ACWA now provides a full range of support services to its members, including workplace, health and safety templates as well as full industrial relations support on wages and all other employee matters. The administration manager is full time, and ACWA has had a part-time CEO since 2007 to support the volunteer board of directors. I became CEO in 2011 and still hold that role.

 

PC&D: In your opinion, what are the biggest challenges facing the Australian carwash industry today?

DR: Although the extensive droughts caused more car owners to use commercial carwashes because of home carwashing bans, they also dramatically changed carwashing habits. The weekly wash seems to be gone forever for personal use vehicles, with the average now close to once every two to three months. At the same time, the suburban carwashes faced new and fast-growing competition from shopping center hand washes; and turnovers took a significant dive, exacerbated by the global financial crisis.

The industry has been seeing a steady growth in turnover in the last three to four years.
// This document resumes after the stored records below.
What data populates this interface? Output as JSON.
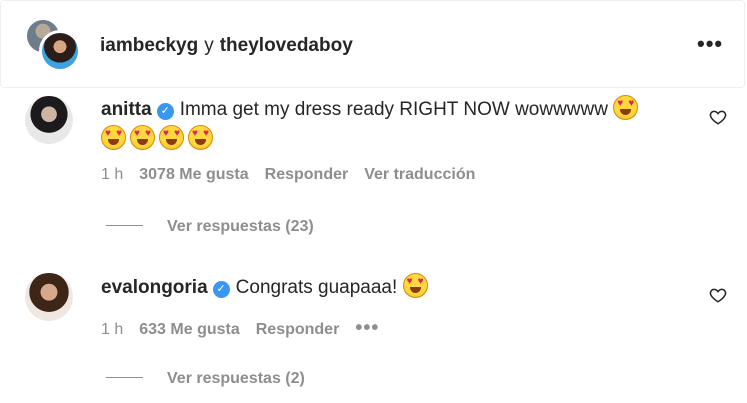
{
  "header": {
    "user1": "iambeckyg",
    "separator": "y",
    "user2": "theylovedaboy",
    "more_icon": "more-horizontal-icon"
  },
  "comments": [
    {
      "username": "anitta",
      "verified": true,
      "text": "Imma get my dress ready RIGHT NOW wowwwww",
      "time": "1 h",
      "likes": "3078 Me gusta",
      "reply": "Responder",
      "translate": "Ver traducción",
      "replies": "Ver respuestas (23)"
    },
    {
      "username": "evalongoria",
      "verified": true,
      "text": "Congrats guapaaa!",
      "time": "1 h",
      "likes": "633 Me gusta",
      "reply": "Responder",
      "more": "•••",
      "replies": "Ver respuestas (2)"
    }
  ],
  "colors": {
    "text": "#262626",
    "secondary": "#8e8e8e",
    "verified": "#3897f0"
  }
}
However, the lack of knowledge about stormwater pollution consequences from home washing and the lack of support from local authorities in enforcing environmental protection regulations has meant that the majority of car owners still wash their cars at home.

 

PC&D: How have ACWA and its members worked to address these issues?

DR: Nothing can be done to reverse the changed habits in carwashing frequency, nor to decrease competition, but there is huge potential in the recently completed Stormwater Pollution Educational Awareness campaign, to use the friendly animated videos to make the public aware of the difference between the stormwater and sewer systems and the direct pollution of creeks and rivers from various home activities, particularly carwashing.

The key to the widespread success of this campaign is the fact that the videos are not restricted to carwashing but cover all home activities which could cause pollution of the waterways. The range of activities has meant that local authorities are enthusiastic about supporting and promoting the campaign for their own varied environmental goals — without feeling that they are only helping one sector of their community reap a commercial benefit.

 

PC&D: With Car Wash EXPO 2015 right around the corner, can you provide an inside look at what attendees can expect to experience?

DR: The EXPO was built on the original ACWA concept of mates coming together to talk about their experiences in the industry and to learn from each other. The key platform is, of course, the exhibit hall where virtually all the significant suppliers to the industry will set up booths to bring new technologies to show to the delegates. They have received great support from their international manufacturers, with several countries in Europe, Asia and the Americas being represented at the show.

There will be presentations on interesting industry-related topics, and the major exhibitor sponsors also have a chance to present in the “theatrette.” There are several social events, starting with an Opening Breakfast, with a key note speaker, and a gala dinner at the Melbourne Aquarium. The final event is an international forum led by Eric Wulf, the president of the International Carwash Association (ICA), and followed by a closing informal cocktail party for all the attendees.

 

PC&D: Overall, how will this Car Wash EXPO 2015 compare to previous events? Are there any new additions being offered this year?

DR: The major difference for the show this year is that it is being held in the big city of Melbourne, rather than at a resort on the Queensland coast. This brings challenges because all the attendees are not “trapped” in a closed location, and the social events have been changed to recognize this (a closing cocktail party rather than a welcome barbeque the night before the start). It has also led to a generally different attitude from the carwash industry members — it is being treated much more as a business event rather than an excuse for a sunshine holiday with everything included; a larger proportion of the delegates are just coming for one day to see the exhibitors and the presentations.